The Madras High Court on Thursday set aside the fees fixed by the School Fee Determination Committee, headed by Justice K.Raviraja Pandian, relating to nearly 300 writ petitions, and remitted the matter back to the panel for fresh consideration.
As the academic year 2012-13 had already started, many schools were said to be facing financial difficulties in view of the fee structure already fixed. As an interim arrangement, pending final orders of the panel, the writ petitioner schools, both minority and non-minority schools, would be entitled to collect 15 per cent over and above the fee fixed earlier by the committee. The court made it clear that the interim arrangement would be applicable only to schools which had filed writ petitions and not to other schools.
The petitioners were self-financing schools. Some of them were recognised under the Tamil Nadu Private Schools Regulation Act; a few others were recognised under the Code of Regulations for Matriculation Schools or Code of Regulations for Anglo-Indian schools.
By the impugned order, the panel determined the fee to be collected for three academic years from 2010-11 to 2012-13.
It was challenged on the ground of arbitrariness and that it was not in conformity with the Tamil Nadu Schools (Regulation of Collection of Fee) Act. The petitioners' grievance was that no sufficient opportunity was given to them at the time of personal hearing.

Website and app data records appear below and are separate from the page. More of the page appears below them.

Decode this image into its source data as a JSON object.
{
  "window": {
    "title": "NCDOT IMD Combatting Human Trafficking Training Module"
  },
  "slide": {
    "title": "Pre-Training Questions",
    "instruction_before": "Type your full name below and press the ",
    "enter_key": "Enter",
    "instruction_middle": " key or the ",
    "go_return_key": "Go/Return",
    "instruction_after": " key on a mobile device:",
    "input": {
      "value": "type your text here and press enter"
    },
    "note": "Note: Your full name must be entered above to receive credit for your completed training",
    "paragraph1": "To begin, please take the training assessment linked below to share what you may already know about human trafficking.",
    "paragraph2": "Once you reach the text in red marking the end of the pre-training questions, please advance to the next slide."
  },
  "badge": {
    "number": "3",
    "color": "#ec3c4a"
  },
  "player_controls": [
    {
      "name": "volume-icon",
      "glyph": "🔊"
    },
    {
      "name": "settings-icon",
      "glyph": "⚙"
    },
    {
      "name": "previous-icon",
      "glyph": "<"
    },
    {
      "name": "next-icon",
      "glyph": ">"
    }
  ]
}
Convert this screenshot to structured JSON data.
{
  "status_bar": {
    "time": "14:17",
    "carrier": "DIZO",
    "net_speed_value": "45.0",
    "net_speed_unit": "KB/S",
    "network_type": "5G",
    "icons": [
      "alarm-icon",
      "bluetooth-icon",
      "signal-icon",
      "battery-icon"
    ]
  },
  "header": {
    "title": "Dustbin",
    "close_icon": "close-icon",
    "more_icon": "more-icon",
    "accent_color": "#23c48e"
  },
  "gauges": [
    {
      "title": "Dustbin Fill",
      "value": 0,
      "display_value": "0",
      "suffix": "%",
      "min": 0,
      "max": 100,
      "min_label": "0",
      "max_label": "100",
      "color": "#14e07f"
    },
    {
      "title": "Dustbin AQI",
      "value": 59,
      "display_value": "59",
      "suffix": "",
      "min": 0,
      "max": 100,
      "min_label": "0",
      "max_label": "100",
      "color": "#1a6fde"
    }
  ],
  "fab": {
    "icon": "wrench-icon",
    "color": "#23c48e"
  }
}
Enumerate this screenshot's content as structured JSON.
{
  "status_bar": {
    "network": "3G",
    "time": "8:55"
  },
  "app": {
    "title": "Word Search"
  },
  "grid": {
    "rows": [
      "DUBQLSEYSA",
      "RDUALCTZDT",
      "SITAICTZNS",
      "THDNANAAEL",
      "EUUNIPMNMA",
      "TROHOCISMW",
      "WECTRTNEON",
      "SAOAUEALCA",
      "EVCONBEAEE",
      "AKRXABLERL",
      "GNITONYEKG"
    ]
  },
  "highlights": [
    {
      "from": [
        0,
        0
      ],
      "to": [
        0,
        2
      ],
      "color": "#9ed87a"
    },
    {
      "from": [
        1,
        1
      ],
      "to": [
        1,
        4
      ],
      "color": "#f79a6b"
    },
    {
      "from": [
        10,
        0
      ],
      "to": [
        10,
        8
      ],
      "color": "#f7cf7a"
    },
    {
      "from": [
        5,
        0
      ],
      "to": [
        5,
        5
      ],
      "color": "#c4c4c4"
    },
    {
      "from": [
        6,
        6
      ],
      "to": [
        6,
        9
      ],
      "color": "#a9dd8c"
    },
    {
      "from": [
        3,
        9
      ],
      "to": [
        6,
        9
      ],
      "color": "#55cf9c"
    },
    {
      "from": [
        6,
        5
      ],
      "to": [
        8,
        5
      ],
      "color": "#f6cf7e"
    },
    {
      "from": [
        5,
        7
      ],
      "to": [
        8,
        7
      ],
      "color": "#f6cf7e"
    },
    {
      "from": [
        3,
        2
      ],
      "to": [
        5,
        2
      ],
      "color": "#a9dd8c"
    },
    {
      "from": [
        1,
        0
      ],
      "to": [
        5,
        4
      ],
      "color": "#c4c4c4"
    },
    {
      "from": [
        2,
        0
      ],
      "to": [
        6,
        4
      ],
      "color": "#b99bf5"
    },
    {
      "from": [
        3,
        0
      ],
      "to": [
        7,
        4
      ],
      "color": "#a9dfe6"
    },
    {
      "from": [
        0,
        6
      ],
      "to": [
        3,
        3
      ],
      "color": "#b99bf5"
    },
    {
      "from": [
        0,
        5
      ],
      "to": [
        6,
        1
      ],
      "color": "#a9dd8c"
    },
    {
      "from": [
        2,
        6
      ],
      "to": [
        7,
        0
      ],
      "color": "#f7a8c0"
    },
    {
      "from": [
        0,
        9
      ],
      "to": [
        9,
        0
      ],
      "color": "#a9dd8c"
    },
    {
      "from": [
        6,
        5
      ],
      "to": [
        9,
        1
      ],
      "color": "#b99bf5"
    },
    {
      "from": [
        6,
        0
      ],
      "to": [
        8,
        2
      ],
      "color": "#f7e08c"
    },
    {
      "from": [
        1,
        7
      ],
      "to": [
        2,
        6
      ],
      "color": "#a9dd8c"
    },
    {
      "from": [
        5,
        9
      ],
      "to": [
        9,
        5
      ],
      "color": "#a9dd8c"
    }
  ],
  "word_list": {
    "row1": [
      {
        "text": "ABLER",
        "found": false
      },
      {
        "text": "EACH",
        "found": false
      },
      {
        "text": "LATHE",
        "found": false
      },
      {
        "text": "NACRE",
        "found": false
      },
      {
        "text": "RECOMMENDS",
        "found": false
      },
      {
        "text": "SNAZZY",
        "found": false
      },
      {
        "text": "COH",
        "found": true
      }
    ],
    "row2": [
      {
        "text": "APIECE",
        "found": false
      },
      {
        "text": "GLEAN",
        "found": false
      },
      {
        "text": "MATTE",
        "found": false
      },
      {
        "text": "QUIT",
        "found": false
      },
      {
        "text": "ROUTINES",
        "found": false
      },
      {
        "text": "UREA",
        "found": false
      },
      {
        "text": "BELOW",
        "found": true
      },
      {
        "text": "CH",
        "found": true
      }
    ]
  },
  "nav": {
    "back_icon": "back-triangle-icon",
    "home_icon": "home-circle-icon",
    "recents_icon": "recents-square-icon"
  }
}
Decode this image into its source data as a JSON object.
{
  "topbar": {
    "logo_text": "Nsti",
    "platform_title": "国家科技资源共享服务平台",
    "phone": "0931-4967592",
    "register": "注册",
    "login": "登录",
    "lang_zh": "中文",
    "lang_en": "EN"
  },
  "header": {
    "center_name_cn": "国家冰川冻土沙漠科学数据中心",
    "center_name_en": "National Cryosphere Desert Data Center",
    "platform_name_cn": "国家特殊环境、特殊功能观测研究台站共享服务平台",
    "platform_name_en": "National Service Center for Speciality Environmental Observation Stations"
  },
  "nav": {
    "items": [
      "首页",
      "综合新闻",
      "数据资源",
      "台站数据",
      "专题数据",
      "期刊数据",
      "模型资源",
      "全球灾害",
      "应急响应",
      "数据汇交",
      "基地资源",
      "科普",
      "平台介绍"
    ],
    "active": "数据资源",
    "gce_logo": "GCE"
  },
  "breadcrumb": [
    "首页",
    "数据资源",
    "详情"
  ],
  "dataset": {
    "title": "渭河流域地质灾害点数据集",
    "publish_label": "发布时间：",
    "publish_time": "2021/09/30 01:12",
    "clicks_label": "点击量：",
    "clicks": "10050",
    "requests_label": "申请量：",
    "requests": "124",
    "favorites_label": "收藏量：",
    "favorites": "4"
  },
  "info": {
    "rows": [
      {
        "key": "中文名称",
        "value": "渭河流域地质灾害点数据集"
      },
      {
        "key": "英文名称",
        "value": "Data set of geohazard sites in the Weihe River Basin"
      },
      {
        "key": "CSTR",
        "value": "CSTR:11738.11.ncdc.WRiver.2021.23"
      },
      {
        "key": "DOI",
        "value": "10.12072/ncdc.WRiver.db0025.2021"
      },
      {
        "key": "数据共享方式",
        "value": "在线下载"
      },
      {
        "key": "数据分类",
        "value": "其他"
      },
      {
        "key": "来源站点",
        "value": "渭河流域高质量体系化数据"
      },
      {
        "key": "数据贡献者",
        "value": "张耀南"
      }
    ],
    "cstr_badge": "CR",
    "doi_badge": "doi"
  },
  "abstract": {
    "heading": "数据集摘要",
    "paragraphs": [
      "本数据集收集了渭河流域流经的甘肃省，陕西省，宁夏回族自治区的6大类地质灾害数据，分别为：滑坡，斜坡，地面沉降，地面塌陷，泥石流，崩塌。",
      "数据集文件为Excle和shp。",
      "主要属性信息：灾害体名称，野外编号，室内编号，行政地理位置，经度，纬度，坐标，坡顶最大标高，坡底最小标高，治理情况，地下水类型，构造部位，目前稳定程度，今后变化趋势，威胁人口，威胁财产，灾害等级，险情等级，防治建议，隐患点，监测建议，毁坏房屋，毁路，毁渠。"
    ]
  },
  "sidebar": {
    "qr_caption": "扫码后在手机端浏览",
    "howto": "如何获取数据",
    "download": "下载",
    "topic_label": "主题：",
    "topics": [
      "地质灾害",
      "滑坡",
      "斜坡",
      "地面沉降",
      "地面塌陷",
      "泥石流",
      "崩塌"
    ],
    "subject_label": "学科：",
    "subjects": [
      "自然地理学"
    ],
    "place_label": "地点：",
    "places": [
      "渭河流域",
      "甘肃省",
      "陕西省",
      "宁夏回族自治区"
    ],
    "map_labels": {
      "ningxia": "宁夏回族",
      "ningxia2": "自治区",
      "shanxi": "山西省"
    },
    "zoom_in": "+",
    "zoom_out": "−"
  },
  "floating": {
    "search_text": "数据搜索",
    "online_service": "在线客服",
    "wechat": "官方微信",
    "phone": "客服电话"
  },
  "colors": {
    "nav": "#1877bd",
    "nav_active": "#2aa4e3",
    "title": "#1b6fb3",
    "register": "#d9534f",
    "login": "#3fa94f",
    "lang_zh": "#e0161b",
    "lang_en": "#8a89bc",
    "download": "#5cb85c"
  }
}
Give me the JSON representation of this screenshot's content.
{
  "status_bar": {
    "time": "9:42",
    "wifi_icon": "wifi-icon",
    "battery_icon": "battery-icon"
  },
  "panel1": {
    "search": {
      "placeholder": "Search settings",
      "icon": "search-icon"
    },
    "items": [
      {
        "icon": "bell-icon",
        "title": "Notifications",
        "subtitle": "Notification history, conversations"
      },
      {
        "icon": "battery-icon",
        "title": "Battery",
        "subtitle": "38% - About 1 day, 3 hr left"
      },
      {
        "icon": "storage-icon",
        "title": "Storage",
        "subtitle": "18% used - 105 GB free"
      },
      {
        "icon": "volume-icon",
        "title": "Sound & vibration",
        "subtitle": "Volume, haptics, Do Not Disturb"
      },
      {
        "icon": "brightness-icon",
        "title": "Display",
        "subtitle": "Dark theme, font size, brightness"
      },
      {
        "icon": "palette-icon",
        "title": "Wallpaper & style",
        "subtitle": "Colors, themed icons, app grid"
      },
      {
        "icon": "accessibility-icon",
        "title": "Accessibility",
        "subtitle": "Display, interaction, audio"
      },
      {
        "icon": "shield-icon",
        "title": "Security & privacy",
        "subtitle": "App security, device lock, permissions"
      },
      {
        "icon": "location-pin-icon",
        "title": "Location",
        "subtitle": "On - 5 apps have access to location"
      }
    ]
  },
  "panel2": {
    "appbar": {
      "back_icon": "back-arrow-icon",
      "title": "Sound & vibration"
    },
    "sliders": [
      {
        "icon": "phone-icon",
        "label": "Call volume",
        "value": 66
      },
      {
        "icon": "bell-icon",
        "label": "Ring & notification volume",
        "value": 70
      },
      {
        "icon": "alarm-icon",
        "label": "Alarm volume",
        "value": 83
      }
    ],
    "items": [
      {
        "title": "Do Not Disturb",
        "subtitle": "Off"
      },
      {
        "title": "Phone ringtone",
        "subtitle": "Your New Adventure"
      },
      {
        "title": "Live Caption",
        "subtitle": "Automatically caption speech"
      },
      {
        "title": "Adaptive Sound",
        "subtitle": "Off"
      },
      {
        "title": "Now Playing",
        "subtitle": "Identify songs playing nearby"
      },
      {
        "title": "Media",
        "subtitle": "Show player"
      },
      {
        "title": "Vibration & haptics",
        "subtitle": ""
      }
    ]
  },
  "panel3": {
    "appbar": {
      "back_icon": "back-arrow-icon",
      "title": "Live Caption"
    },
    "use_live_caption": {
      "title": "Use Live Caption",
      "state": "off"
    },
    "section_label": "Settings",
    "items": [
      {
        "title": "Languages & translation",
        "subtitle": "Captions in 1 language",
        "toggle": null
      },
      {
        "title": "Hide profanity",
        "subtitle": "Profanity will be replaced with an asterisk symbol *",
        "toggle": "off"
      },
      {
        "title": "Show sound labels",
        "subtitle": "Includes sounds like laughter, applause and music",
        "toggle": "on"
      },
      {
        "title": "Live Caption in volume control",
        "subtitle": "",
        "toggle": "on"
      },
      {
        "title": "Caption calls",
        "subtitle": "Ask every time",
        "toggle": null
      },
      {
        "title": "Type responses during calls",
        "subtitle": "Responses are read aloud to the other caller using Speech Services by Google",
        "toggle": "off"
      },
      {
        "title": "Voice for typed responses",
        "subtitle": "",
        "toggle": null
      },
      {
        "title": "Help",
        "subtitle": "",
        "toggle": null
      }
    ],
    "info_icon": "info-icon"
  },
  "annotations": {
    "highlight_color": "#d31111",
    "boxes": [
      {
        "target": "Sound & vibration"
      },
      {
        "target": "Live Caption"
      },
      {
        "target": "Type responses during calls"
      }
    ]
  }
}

The court said the fee structure approval form should be given to writ petitioner schools calling upon them to produce the details and documents. All these schools should propose the fee structure afresh with fresh or additional material/audit statements. The committee should give personal hearing to each of the petitioner schools and afford reasonable opportunity to them and pass final orders as expeditiously as possible, preferably by this year December-end.
The court said that in respect of unaided non-minority educational institutions, the School Fee Determination committee should keep in view the guidelines in the present order relating to pay and allowances of teaching and non-teaching staff and employees' welfare schemes.
All unaided non-minority educational institutions should be entitled to surplus for the school's development: for schools located in village and town panchayats, it will be 10 per cent; those in municipalities and district headquarters, 12.5 per cent and those falling under corporations 15 per cent. For infrastructure grading, there should be an increase in fee -– 7.5 to 10 per cent -- depending on the availability of infrastructure in schools.
Most of the petitioners were running minority institutions. The court said the right to administer conferred upon the minority institutions the right to manage the institutions. Minority institutions could not resist the regulations, which were conducive to maintaining standards. However, no regulation would be valid if it had the effect of displacing the minority administration or restricting the right of the minorities to administer the educational institutions.
The court said the directions (except the observations regarding the RTE Act) in respect of unaided non-minority institutions should also hold good for unaided minority institutions. That apart, in respect of unaided minority institutions, the committee should keep in view the guidelines in the court order and also others which included that audited statement submitted by the minority institutions may be accepted by the committee; in case the panel did not approve the auditors' statement, it should record the reasons. The committee should afford reasonable opportunity to minority institutions and thereafter pass the final order. There should not be restriction regarding the salary payable to teaching and non-teaching staff, which, of course, was subject to government scale of pay and orders. The committee should not interfere with the expenditure of minority institutions on their cultural and religious activities to retain their character.
Regarding minority institutions run by Catholic dioceses and their various congregations, the court said all such institutions would be entitled to 25 per cent surplus, irrespective of their location. Other minority institutions would be entitled to surplus for development depending on their location: village and town panchayats at 10 per cent; municipality and district headquarters at 12.5 per cent and corporations at 15 per cent.
The minority educational institutions (including the institutions run by Catholic Dioceses and their various congregations) should also be entitled to 7.5 to 10 per cent increase in free structure on infrastructure grading.